If an entry holds a picture, drop the picture and restate the rest word for word.

→ DATA UNDER STUDY:

##############################

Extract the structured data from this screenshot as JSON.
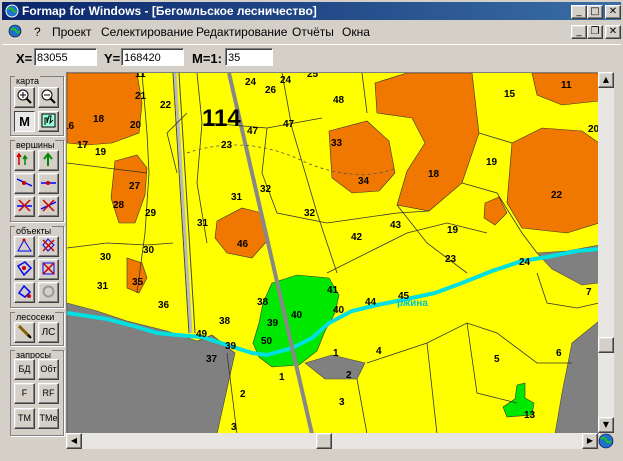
{
  "window": {
    "title": "Formap for Windows - [Бегомльское лесничество]",
    "controls": {
      "minimize": "_",
      "maximize": "□",
      "close": "✕",
      "restore": "❐"
    }
  },
  "menu": {
    "help_marker": "?",
    "items": [
      {
        "label": "Проект"
      },
      {
        "label": "Селектирование"
      },
      {
        "label": "Редактирование"
      },
      {
        "label": "Отчёты"
      },
      {
        "label": "Окна"
      }
    ]
  },
  "coords": {
    "x_label": "X=",
    "x_value": "83055",
    "y_label": "Y=",
    "y_value": "168420",
    "m_label": "M=1:",
    "m_value": "35"
  },
  "toolbox": {
    "groups": {
      "map": "карта",
      "vertices": "вершины",
      "objects": "объекты",
      "plots": "лесосеки",
      "queries": "запросы"
    },
    "buttons": {
      "m": "M",
      "ls": "ЛС",
      "bd": "БД",
      "obt": "Обт",
      "f": "F",
      "rf": "RF",
      "tm": "TM",
      "tme": "TMe"
    }
  },
  "map": {
    "quarter_number": "114",
    "river_name": "ржина",
    "colors": {
      "yellow": "#ffff00",
      "orange": "#f07800",
      "green": "#00e800",
      "gray": "#808080",
      "river": "#00e0e0",
      "road": "#888888"
    },
    "labels": [
      "11",
      "21",
      "22",
      "24",
      "26",
      "24",
      "25",
      "48",
      "15",
      "11",
      "16",
      "18",
      "20",
      "47",
      "47",
      "20",
      "17",
      "19",
      "23",
      "33",
      "19",
      "27",
      "31",
      "32",
      "34",
      "18",
      "22",
      "28",
      "29",
      "31",
      "32",
      "43",
      "19",
      "46",
      "42",
      "30",
      "23",
      "24",
      "30",
      "35",
      "31",
      "41",
      "45",
      "7",
      "36",
      "38",
      "44",
      "40",
      "40",
      "38",
      "39",
      "49",
      "39",
      "50",
      "1",
      "4",
      "6",
      "5",
      "37",
      "1",
      "2",
      "2",
      "3",
      "13",
      "3"
    ]
  },
  "scroll": {
    "up": "▲",
    "down": "▼",
    "left": "◀",
    "right": "▶"
  }
}
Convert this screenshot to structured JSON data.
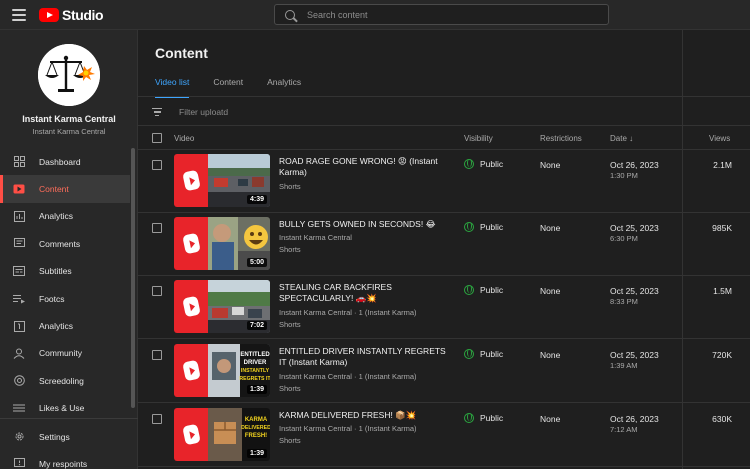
{
  "app": {
    "brand": "Studio",
    "search_placeholder": "Search content"
  },
  "channel": {
    "name": "Instant Karma Central",
    "handle": "Instant Karma Central"
  },
  "sidebar": {
    "items": [
      {
        "label": "Dashboard",
        "icon": "dashboard-icon",
        "active": false
      },
      {
        "label": "Content",
        "icon": "content-icon",
        "active": true
      },
      {
        "label": "Analytics",
        "icon": "analytics-icon",
        "active": false
      },
      {
        "label": "Comments",
        "icon": "comments-icon",
        "active": false
      },
      {
        "label": "Subtitles",
        "icon": "subtitles-icon",
        "active": false
      },
      {
        "label": "Footcs",
        "icon": "playlist-icon",
        "active": false
      },
      {
        "label": "Analytics",
        "icon": "analytics-box-icon",
        "active": false
      },
      {
        "label": "Community",
        "icon": "community-icon",
        "active": false
      },
      {
        "label": "Screedoling",
        "icon": "schedule-icon",
        "active": false
      },
      {
        "label": "Likes & Use",
        "icon": "likes-icon",
        "active": false
      }
    ],
    "settings_label": "Settings",
    "feedback_label": "My respoints"
  },
  "main": {
    "title": "Content",
    "tabs": [
      {
        "label": "Video list",
        "active": true
      },
      {
        "label": "Content",
        "active": false
      },
      {
        "label": "Analytics",
        "active": false
      }
    ],
    "filter_placeholder": "Filter uploatd"
  },
  "table": {
    "headers": {
      "video": "Video",
      "visibility": "Visibility",
      "restrictions": "Restrictions",
      "date": "Date ↓",
      "views": "Views"
    },
    "rows": [
      {
        "title": "ROAD RAGE GONE WRONG! 😡 (Instant Karma)",
        "sub1": "",
        "sub2": "Shorts",
        "duration": "4:39",
        "visibility": "Public",
        "restrictions": "None",
        "date": "Oct 26, 2023",
        "time": "1:30 PM",
        "views": "2.1M"
      },
      {
        "title": "BULLY GETS OWNED IN SECONDS! 😂",
        "sub1": "Instant Karma Central",
        "sub2": "Shorts",
        "duration": "5:00",
        "visibility": "Public",
        "restrictions": "None",
        "date": "Oct 25, 2023",
        "time": "6:30 PM",
        "views": "985K"
      },
      {
        "title": "STEALING CAR BACKFIRES SPECTACULARLY! 🚗💥",
        "sub1": "Instant Karma Central · 1 (Instant Karma)",
        "sub2": "Shorts",
        "duration": "7:02",
        "visibility": "Public",
        "restrictions": "None",
        "date": "Oct 25, 2023",
        "time": "8:33 PM",
        "views": "1.5M"
      },
      {
        "title": "ENTITLED DRIVER INSTANTLY REGRETS IT (Instant Karma)",
        "sub1": "Instant Karma Central · 1 (Instant Karma)",
        "sub2": "Shorts",
        "duration": "1:39",
        "overlay": "ENTITLED DRIVER INSTANTLY REGRETS IT",
        "visibility": "Public",
        "restrictions": "None",
        "date": "Oct 25, 2023",
        "time": "1:39 AM",
        "views": "720K"
      },
      {
        "title": "KARMA DELIVERED FRESH! 📦💥",
        "sub1": "Instant Karma Central · 1 (Instant Karma)",
        "sub2": "Shorts",
        "duration": "1:39",
        "overlay": "KARMA DELIVERED FRESH!",
        "visibility": "Public",
        "restrictions": "None",
        "date": "Oct 26, 2023",
        "time": "7:12 AM",
        "views": "630K"
      }
    ]
  },
  "colors": {
    "accent_red": "#ff0000",
    "active_red": "#ff4e45",
    "tab_blue": "#3ea6ff",
    "public_green": "#2ba640"
  }
}
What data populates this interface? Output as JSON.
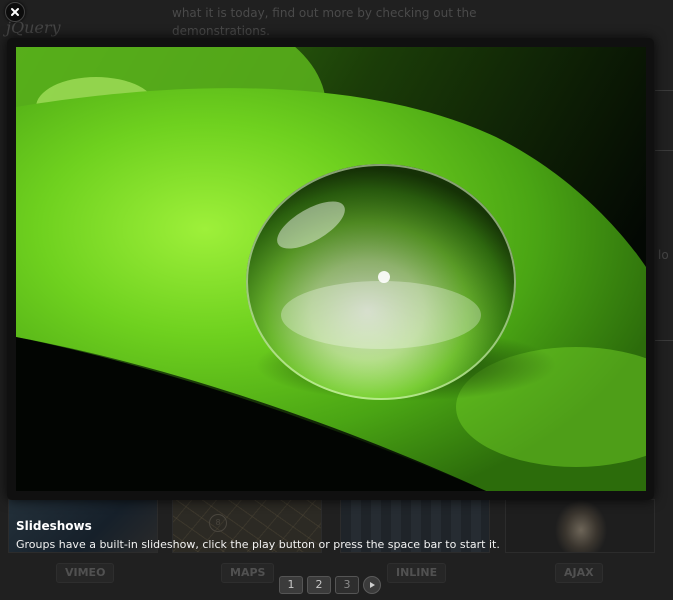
{
  "background": {
    "logo_text": "jQuery",
    "intro_text": "what it is today, find out more by checking out the demonstrations.",
    "side_text": "lo",
    "thumbnails": [
      {
        "label": "VIMEO"
      },
      {
        "label": "MAPS"
      },
      {
        "label": "INLINE"
      },
      {
        "label": "AJAX"
      }
    ],
    "pagination": {
      "pages": [
        "1",
        "2",
        "3"
      ],
      "current_page": "3",
      "next_icon": "play-arrow-icon"
    }
  },
  "lightbox": {
    "close_icon": "close-icon",
    "image_subject": "water droplet on green leaf",
    "caption": {
      "title": "Slideshows",
      "text": "Groups have a built-in slideshow, click the play button or press the space bar to start it."
    }
  },
  "colors": {
    "overlay": "#202020",
    "lightbox_frame": "#101010",
    "caption_text": "#ffffff",
    "leaf_green": "#5ec51a"
  }
}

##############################

→ WRITTEN REPLY:
Extract the structured data from this screenshot as JSON.
{
  "window": {
    "title": "Formap for Windows - [Бегомльское лесничество]",
    "controls": {
      "minimize": "_",
      "maximize": "□",
      "close": "✕",
      "restore": "❐"
    }
  },
  "menu": {
    "help_marker": "?",
    "items": [
      {
        "label": "Проект"
      },
      {
        "label": "Селектирование"
      },
      {
        "label": "Редактирование"
      },
      {
        "label": "Отчёты"
      },
      {
        "label": "Окна"
      }
    ]
  },
  "coords": {
    "x_label": "X=",
    "x_value": "83055",
    "y_label": "Y=",
    "y_value": "168420",
    "m_label": "M=1:",
    "m_value": "35"
  },
  "toolbox": {
    "groups": {
      "map": "карта",
      "vertices": "вершины",
      "objects": "объекты",
      "plots": "лесосеки",
      "queries": "запросы"
    },
    "buttons": {
      "m": "M",
      "ls": "ЛС",
      "bd": "БД",
      "obt": "Обт",
      "f": "F",
      "rf": "RF",
      "tm": "TM",
      "tme": "TMe"
    }
  },
  "map": {
    "quarter_number": "114",
    "river_name": "ржина",
    "colors": {
      "yellow": "#ffff00",
      "orange": "#f07800",
      "green": "#00e800",
      "gray": "#808080",
      "river": "#00e0e0",
      "road": "#888888"
    },
    "labels": [
      "11",
      "21",
      "22",
      "24",
      "26",
      "24",
      "25",
      "48",
      "15",
      "11",
      "16",
      "18",
      "20",
      "47",
      "47",
      "20",
      "17",
      "19",
      "23",
      "33",
      "19",
      "27",
      "31",
      "32",
      "34",
      "18",
      "22",
      "28",
      "29",
      "31",
      "32",
      "43",
      "19",
      "46",
      "42",
      "30",
      "23",
      "24",
      "30",
      "35",
      "31",
      "41",
      "45",
      "7",
      "36",
      "38",
      "44",
      "40",
      "40",
      "38",
      "39",
      "49",
      "39",
      "50",
      "1",
      "4",
      "6",
      "5",
      "37",
      "1",
      "2",
      "2",
      "3",
      "13",
      "3"
    ]
  },
  "scroll": {
    "up": "▲",
    "down": "▼",
    "left": "◀",
    "right": "▶"
  }
}
Convert this screenshot to structured JSON data.
{
  "app": {
    "brand": "Studio",
    "search_placeholder": "Search content"
  },
  "channel": {
    "name": "Instant Karma Central",
    "handle": "Instant Karma Central"
  },
  "sidebar": {
    "items": [
      {
        "label": "Dashboard",
        "icon": "dashboard-icon",
        "active": false
      },
      {
        "label": "Content",
        "icon": "content-icon",
        "active": true
      },
      {
        "label": "Analytics",
        "icon": "analytics-icon",
        "active": false
      },
      {
        "label": "Comments",
        "icon": "comments-icon",
        "active": false
      },
      {
        "label": "Subtitles",
        "icon": "subtitles-icon",
        "active": false
      },
      {
        "label": "Footcs",
        "icon": "playlist-icon",
        "active": false
      },
      {
        "label": "Analytics",
        "icon": "analytics-box-icon",
        "active": false
      },
      {
        "label": "Community",
        "icon": "community-icon",
        "active": false
      },
      {
        "label": "Screedoling",
        "icon": "schedule-icon",
        "active": false
      },
      {
        "label": "Likes & Use",
        "icon": "likes-icon",
        "active": false
      }
    ],
    "settings_label": "Settings",
    "feedback_label": "My respoints"
  },
  "main": {
    "title": "Content",
    "tabs": [
      {
        "label": "Video list",
        "active": true
      },
      {
        "label": "Content",
        "active": false
      },
      {
        "label": "Analytics",
        "active": false
      }
    ],
    "filter_placeholder": "Filter uploatd"
  },
  "table": {
    "headers": {
      "video": "Video",
      "visibility": "Visibility",
      "restrictions": "Restrictions",
      "date": "Date ↓",
      "views": "Views"
    },
    "rows": [
      {
        "title": "ROAD RAGE GONE WRONG! 😡 (Instant Karma)",
        "sub1": "",
        "sub2": "Shorts",
        "duration": "4:39",
        "visibility": "Public",
        "restrictions": "None",
        "date": "Oct 26, 2023",
        "time": "1:30 PM",
        "views": "2.1M"
      },
      {
        "title": "BULLY GETS OWNED IN SECONDS! 😂",
        "sub1": "Instant Karma Central",
        "sub2": "Shorts",
        "duration": "5:00",
        "visibility": "Public",
        "restrictions": "None",
        "date": "Oct 25, 2023",
        "time": "6:30 PM",
        "views": "985K"
      },
      {
        "title": "STEALING CAR BACKFIRES SPECTACULARLY! 🚗💥",
        "sub1": "Instant Karma Central · 1 (Instant Karma)",
        "sub2": "Shorts",
        "duration": "7:02",
        "visibility": "Public",
        "restrictions": "None",
        "date": "Oct 25, 2023",
        "time": "8:33 PM",
        "views": "1.5M"
      },
      {
        "title": "ENTITLED DRIVER INSTANTLY REGRETS IT (Instant Karma)",
        "sub1": "Instant Karma Central · 1 (Instant Karma)",
        "sub2": "Shorts",
        "duration": "1:39",
        "overlay": "ENTITLED DRIVER INSTANTLY REGRETS IT",
        "visibility": "Public",
        "restrictions": "None",
        "date": "Oct 25, 2023",
        "time": "1:39 AM",
        "views": "720K"
      },
      {
        "title": "KARMA DELIVERED FRESH! 📦💥",
        "sub1": "Instant Karma Central · 1 (Instant Karma)",
        "sub2": "Shorts",
        "duration": "1:39",
        "overlay": "KARMA DELIVERED FRESH!",
        "visibility": "Public",
        "restrictions": "None",
        "date": "Oct 26, 2023",
        "time": "7:12 AM",
        "views": "630K"
      }
    ]
  },
  "colors": {
    "accent_red": "#ff0000",
    "active_red": "#ff4e45",
    "tab_blue": "#3ea6ff",
    "public_green": "#2ba640"
  }
}
What data populates this interface? Output as JSON.
{
  "background": {
    "logo_text": "jQuery",
    "intro_text": "what it is today, find out more by checking out the demonstrations.",
    "side_text": "lo",
    "thumbnails": [
      {
        "label": "VIMEO"
      },
      {
        "label": "MAPS"
      },
      {
        "label": "INLINE"
      },
      {
        "label": "AJAX"
      }
    ],
    "pagination": {
      "pages": [
        "1",
        "2",
        "3"
      ],
      "current_page": "3",
      "next_icon": "play-arrow-icon"
    }
  },
  "lightbox": {
    "close_icon": "close-icon",
    "image_subject": "water droplet on green leaf",
    "caption": {
      "title": "Slideshows",
      "text": "Groups have a built-in slideshow, click the play button or press the space bar to start it."
    }
  },
  "colors": {
    "overlay": "#202020",
    "lightbox_frame": "#101010",
    "caption_text": "#ffffff",
    "leaf_green": "#5ec51a"
  }
}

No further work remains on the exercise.